Expectant mothers warned against alcohol

DRINKING alcohol during pregnancy can cause a wide range of physical and mental birth defects, Dr. Damascene Nsanzabera, a Gynaecologist, at Kigali University Teaching Hospital (CHUK) has warned.

DRINKING alcohol during pregnancy can cause a wide range of physical and mental birth defects, Dr. Damascene Nsanzabera, a Gynaecologist, at Kigali University Teaching Hospital (CHUK) has warned.

In an interview with The Sunday Times, Nsanzabera said that whatever dose taken in by the baby’s mother, the baby is directly affected.

“Alchohol is a drug, it is poison. A baby is not protected against any swallowed substance by the mother,” Nsanzabera underscored.
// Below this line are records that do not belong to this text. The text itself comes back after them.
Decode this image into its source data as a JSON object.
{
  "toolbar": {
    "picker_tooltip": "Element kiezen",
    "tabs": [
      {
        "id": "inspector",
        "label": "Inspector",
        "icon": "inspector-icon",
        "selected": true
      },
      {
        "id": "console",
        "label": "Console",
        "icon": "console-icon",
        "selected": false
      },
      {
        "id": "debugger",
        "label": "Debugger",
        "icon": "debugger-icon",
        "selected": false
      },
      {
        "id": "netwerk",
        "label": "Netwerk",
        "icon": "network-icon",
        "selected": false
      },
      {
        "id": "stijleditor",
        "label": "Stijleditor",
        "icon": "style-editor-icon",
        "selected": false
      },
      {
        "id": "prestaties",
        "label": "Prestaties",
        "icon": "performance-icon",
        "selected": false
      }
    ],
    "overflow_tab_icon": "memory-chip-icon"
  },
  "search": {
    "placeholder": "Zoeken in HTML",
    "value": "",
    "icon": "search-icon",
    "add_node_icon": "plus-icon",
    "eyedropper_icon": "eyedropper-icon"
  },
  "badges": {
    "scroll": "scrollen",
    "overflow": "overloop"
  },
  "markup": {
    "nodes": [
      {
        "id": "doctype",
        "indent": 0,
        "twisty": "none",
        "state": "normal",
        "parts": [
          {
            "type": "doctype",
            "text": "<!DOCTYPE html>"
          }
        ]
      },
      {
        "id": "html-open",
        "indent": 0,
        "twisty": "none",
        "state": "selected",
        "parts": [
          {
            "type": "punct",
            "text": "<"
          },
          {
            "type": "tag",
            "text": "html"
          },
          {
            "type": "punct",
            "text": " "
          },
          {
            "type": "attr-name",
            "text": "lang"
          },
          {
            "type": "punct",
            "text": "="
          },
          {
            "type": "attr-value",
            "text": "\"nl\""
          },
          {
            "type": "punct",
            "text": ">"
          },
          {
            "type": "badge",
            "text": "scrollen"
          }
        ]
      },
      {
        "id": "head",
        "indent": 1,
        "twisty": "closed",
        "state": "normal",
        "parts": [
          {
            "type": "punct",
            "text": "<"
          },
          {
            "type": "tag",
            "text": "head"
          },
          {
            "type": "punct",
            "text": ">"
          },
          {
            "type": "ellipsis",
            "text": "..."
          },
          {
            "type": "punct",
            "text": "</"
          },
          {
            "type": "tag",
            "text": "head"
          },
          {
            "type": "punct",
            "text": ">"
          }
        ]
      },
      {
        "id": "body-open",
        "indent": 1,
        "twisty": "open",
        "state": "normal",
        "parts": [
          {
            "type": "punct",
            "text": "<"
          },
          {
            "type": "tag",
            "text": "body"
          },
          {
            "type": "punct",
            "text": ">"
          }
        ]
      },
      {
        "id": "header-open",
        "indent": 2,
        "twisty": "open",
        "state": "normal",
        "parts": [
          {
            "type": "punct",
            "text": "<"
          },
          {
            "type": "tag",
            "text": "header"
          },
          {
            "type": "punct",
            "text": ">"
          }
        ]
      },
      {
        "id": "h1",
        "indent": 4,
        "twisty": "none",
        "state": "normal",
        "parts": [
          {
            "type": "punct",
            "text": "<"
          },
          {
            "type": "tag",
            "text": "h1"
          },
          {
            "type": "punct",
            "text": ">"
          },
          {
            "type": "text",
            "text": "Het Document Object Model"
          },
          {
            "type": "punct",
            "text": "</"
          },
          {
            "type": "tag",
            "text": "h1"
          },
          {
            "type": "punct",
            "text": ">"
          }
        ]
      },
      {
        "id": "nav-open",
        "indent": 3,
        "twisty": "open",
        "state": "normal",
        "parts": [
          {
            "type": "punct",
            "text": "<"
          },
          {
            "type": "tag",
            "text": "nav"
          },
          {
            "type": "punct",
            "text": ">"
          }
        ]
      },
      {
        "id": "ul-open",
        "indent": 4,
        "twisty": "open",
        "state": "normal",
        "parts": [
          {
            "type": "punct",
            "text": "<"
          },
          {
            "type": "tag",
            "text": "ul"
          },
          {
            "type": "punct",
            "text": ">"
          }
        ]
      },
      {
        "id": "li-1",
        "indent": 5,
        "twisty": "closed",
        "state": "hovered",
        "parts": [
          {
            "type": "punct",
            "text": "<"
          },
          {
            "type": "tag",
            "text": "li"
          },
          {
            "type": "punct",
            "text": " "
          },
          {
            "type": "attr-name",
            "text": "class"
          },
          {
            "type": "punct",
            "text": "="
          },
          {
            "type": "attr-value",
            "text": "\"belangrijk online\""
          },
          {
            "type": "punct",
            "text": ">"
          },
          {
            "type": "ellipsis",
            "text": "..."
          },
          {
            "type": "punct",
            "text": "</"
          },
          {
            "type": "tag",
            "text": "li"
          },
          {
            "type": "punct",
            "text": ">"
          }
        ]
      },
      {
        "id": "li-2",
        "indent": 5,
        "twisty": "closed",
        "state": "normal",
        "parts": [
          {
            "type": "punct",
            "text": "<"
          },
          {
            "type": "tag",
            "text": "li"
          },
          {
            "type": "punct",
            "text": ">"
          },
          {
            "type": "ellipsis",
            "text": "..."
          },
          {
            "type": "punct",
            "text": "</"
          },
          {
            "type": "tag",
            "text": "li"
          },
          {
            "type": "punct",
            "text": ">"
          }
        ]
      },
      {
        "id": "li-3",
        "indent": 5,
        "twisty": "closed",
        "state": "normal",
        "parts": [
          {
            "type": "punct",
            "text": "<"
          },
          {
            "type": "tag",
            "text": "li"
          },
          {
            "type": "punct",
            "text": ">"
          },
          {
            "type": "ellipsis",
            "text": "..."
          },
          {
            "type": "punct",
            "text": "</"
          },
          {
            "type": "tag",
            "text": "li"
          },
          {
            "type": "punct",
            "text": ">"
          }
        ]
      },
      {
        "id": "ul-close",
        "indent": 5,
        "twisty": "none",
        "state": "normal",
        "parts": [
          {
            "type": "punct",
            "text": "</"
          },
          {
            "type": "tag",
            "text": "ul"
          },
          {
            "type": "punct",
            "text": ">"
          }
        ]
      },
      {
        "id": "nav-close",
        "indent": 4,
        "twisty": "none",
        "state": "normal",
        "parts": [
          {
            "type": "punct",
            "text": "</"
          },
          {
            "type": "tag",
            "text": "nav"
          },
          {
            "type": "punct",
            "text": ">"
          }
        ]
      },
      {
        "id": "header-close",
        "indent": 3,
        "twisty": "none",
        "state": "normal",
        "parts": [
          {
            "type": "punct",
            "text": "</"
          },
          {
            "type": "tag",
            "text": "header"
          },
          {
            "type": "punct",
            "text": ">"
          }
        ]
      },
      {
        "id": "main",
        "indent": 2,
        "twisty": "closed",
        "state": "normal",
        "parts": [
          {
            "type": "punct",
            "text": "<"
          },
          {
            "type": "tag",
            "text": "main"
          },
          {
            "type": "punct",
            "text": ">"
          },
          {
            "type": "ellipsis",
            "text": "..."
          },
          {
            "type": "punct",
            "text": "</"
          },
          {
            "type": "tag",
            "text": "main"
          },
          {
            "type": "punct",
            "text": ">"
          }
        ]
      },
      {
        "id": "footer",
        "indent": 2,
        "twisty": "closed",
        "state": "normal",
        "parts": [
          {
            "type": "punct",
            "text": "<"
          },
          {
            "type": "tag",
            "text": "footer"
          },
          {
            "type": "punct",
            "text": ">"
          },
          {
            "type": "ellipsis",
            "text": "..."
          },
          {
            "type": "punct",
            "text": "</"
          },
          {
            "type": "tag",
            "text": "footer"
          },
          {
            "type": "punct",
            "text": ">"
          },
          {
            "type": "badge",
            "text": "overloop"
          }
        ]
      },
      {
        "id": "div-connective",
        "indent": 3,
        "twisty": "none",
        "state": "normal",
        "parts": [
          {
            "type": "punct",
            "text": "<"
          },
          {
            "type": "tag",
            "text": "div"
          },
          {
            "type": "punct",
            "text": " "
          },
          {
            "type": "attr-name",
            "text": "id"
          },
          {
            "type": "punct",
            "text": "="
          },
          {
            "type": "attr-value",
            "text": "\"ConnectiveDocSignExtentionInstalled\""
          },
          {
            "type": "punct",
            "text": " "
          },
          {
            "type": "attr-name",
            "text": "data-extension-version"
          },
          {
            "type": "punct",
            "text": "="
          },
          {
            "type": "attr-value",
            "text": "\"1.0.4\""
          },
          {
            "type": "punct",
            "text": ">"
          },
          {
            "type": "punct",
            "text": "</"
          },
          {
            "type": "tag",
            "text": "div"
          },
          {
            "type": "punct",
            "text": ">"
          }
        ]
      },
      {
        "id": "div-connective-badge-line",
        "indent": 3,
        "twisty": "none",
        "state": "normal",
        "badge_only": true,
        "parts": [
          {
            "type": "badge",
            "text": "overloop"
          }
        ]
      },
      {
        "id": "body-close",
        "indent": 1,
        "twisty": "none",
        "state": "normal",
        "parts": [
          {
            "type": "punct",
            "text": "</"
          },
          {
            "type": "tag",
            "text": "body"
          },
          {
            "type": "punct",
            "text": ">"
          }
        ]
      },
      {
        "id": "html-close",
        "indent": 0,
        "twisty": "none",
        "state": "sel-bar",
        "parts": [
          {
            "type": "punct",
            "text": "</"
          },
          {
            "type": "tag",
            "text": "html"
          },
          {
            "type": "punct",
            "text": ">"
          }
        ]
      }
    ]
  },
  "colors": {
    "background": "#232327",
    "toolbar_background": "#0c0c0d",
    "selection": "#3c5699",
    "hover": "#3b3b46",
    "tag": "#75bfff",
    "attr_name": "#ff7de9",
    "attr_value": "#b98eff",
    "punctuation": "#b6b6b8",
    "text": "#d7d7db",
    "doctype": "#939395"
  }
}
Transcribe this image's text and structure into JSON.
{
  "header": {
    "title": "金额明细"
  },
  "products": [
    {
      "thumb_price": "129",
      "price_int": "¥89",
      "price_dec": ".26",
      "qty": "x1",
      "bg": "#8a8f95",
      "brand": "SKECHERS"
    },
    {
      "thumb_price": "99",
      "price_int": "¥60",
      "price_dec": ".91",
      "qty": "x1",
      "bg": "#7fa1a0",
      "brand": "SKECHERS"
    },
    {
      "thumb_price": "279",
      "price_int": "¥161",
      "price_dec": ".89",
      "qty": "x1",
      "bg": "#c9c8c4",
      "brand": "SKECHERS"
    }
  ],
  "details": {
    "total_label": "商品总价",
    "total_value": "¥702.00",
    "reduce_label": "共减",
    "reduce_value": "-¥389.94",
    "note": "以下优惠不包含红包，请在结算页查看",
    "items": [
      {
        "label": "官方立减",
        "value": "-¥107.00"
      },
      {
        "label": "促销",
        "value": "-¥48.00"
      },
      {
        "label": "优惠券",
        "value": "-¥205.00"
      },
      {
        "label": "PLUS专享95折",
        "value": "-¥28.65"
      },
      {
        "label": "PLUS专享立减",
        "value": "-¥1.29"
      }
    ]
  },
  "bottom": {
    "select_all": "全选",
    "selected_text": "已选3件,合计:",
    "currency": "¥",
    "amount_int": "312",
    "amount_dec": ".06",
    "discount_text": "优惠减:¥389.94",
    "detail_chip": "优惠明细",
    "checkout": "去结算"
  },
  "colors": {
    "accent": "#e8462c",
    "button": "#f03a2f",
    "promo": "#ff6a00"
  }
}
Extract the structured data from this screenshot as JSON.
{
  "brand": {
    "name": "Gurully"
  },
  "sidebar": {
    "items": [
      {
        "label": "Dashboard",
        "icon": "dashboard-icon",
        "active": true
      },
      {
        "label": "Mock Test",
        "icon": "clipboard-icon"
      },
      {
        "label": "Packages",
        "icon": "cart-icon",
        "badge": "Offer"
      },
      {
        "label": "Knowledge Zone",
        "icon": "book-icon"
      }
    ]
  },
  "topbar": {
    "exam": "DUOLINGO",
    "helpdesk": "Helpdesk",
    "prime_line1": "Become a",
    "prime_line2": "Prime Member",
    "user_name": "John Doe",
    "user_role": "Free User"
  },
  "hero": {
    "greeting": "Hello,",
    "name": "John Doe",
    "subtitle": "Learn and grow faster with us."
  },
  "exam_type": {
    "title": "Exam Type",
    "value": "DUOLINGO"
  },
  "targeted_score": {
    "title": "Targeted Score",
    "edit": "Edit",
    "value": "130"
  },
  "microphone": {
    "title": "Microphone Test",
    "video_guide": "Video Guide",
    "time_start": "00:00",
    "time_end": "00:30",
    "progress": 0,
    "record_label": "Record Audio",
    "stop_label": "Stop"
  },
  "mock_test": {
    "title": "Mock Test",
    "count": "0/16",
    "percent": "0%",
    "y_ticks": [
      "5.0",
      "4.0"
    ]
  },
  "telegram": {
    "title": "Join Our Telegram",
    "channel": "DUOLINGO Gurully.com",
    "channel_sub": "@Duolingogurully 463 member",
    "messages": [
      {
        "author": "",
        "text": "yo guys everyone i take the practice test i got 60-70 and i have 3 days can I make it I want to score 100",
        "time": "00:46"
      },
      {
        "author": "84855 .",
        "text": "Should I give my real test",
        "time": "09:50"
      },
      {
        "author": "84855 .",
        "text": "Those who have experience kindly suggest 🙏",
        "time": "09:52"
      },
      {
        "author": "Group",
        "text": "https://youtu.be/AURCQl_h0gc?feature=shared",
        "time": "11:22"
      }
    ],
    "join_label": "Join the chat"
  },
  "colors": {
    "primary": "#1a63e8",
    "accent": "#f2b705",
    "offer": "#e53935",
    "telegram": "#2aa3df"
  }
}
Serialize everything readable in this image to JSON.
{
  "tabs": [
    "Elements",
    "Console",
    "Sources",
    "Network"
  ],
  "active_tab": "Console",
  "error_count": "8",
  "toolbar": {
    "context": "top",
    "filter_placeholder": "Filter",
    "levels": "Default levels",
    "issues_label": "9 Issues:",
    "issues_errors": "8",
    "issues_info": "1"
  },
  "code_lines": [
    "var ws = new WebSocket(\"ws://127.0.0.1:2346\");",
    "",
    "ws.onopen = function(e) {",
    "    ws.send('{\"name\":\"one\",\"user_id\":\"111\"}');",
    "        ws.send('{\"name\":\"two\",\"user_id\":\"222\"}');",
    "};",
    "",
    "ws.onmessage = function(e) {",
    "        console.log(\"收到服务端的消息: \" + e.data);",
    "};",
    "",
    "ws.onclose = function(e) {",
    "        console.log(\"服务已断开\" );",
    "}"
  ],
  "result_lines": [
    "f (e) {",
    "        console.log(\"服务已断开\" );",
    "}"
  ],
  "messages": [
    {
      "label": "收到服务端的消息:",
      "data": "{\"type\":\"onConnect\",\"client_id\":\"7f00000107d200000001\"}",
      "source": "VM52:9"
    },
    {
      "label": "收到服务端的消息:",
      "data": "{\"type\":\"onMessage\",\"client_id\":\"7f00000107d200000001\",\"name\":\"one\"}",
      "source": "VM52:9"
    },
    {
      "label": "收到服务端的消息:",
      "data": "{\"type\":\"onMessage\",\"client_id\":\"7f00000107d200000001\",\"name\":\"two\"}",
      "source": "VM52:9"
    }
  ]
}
He noted that although alcohol-related problems during pregnancy are not a threat in the country, it is better to prevent them before they emerge. He warned that most defections of a baby caused by alcohol occur during its formation.

“There are no statistics related to that, simply because we don’t have it in the country, but it has been a problem in the developed countries, which gives us a chance to prevent it before it comes,” he advised.

A health guide book distributed to health workers in several sectors in Rwanda, indicates that about 80 grams of alcohol is enough to cause damage to the foetus.
80 grams of alcohol is equivalent to two bottles of beer.

Research shows that Alcohol can cause ‘foetal alcohol spectrum disorders’ (FASDs) meaning a pattern of mental and physical defects which develops in some unborn babies when the mother drinks “too much” alcohol during pregnancy.

A baby born with FASDs can have serious handicaps and could require a lifetime special care.

Foetal alcohol exposure has become a popular cause for mental retardation in the Western world.

According to research, in the United States, the foetal alcohol syndrome prevalence rate is estimated to be between 0.2 and 2.0 cases per 1,000 live births, comparable to or higher than other developmental disabilities.

It is reported that each year in the United States, up to 40,000 babies are born with FASDs.

Although many women are aware that heavy drinking during pregnancy can cause birth defects, many do not realize that moderate or even light drinking may also harm the foetus.

Health reports suggest that when a pregnant woman drinks, alcohol passes through the placenta to her foetus.

In the foetus’s immature body, alcohol is broken down much more slowly than in an adult’s body as a result, the alcohol level of the baby’s blood can be higher and remain elevated longer than the level in the mother’s blood.

Ends